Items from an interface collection
......

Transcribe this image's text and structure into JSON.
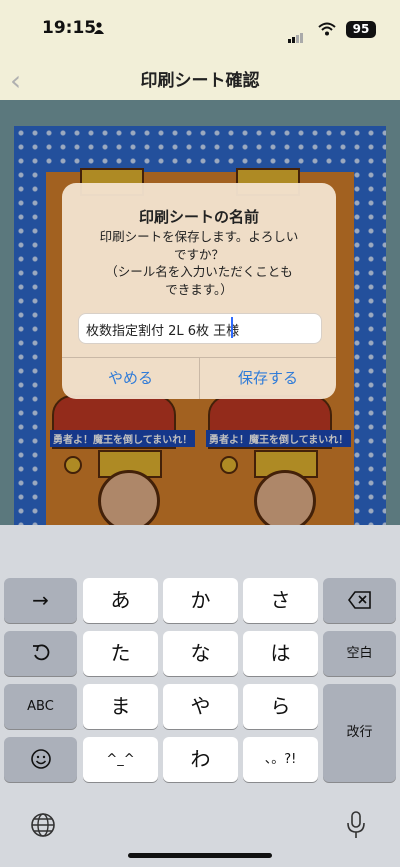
{
  "status_bar": {
    "time": "19:15",
    "battery": "95"
  },
  "nav": {
    "back_icon": "chevron-left-icon",
    "title": "印刷シート確認"
  },
  "sheet": {
    "caption": "勇者よ！魔王を倒してまいれ！"
  },
  "dialog": {
    "title": "印刷シートの名前",
    "message": "印刷シートを保存します。よろしい\nですか？\n（シール名を入力いただくことも\nできます。）",
    "input_value": "枚数指定割付 2L 6枚 王様",
    "cancel_label": "やめる",
    "save_label": "保存する"
  },
  "keyboard": {
    "row1": {
      "left": "→",
      "keys": [
        "あ",
        "か",
        "さ"
      ],
      "right_icon": "backspace-icon"
    },
    "row2": {
      "left_icon": "undo-icon",
      "keys": [
        "た",
        "な",
        "は"
      ],
      "right": "空白"
    },
    "row3": {
      "left": "ABC",
      "keys": [
        "ま",
        "や",
        "ら"
      ],
      "right": "改行"
    },
    "row4": {
      "left_icon": "emoji-icon",
      "keys": [
        "^_^",
        "わ",
        "、。?!"
      ]
    },
    "globe_icon": "globe-icon",
    "mic_icon": "microphone-icon"
  }
}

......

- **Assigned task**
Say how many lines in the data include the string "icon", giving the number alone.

- **Response box**
6